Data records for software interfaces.
# # #
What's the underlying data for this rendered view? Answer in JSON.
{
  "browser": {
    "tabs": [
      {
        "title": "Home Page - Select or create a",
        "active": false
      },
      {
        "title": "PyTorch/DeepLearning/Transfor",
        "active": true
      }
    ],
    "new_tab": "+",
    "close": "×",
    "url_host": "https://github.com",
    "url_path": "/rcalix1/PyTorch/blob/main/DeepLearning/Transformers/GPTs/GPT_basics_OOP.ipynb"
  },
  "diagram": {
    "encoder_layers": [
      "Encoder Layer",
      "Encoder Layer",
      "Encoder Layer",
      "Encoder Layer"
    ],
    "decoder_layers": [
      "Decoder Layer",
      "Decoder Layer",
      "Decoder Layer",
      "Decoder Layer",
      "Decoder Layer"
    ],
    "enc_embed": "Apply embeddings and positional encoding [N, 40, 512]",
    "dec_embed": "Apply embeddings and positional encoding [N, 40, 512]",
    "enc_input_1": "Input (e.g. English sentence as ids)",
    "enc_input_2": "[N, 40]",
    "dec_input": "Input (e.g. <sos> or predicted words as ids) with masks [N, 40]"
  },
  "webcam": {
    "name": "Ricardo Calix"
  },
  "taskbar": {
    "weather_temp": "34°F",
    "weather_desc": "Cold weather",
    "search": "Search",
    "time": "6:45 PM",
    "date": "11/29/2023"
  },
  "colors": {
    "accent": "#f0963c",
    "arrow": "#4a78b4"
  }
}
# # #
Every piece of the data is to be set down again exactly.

Task response.
What's the underlying data for this rendered view? Answer in JSON.
{
  "browser": {
    "tabs": [
      {
        "title": "Home Page - Select or create a",
        "active": false
      },
      {
        "title": "PyTorch/DeepLearning/Transfor",
        "active": true
      }
    ],
    "new_tab": "+",
    "close": "×",
    "url_host": "https://github.com",
    "url_path": "/rcalix1/PyTorch/blob/main/DeepLearning/Transformers/GPTs/GPT_basics_OOP.ipynb"
  },
  "diagram": {
    "encoder_layers": [
      "Encoder Layer",
      "Encoder Layer",
      "Encoder Layer",
      "Encoder Layer"
    ],
    "decoder_layers": [
      "Decoder Layer",
      "Decoder Layer",
      "Decoder Layer",
      "Decoder Layer",
      "Decoder Layer"
    ],
    "enc_embed": "Apply embeddings and positional encoding [N, 40, 512]",
    "dec_embed": "Apply embeddings and positional encoding [N, 40, 512]",
    "enc_input_1": "Input (e.g. English sentence as ids)",
    "enc_input_2": "[N, 40]",
    "dec_input": "Input (e.g. <sos> or predicted words as ids) with masks [N, 40]"
  },
  "webcam": {
    "name": "Ricardo Calix"
  },
  "taskbar": {
    "weather_temp": "34°F",
    "weather_desc": "Cold weather",
    "search": "Search",
    "time": "6:45 PM",
    "date": "11/29/2023"
  },
  "colors": {
    "accent": "#f0963c",
    "arrow": "#4a78b4"
  }
}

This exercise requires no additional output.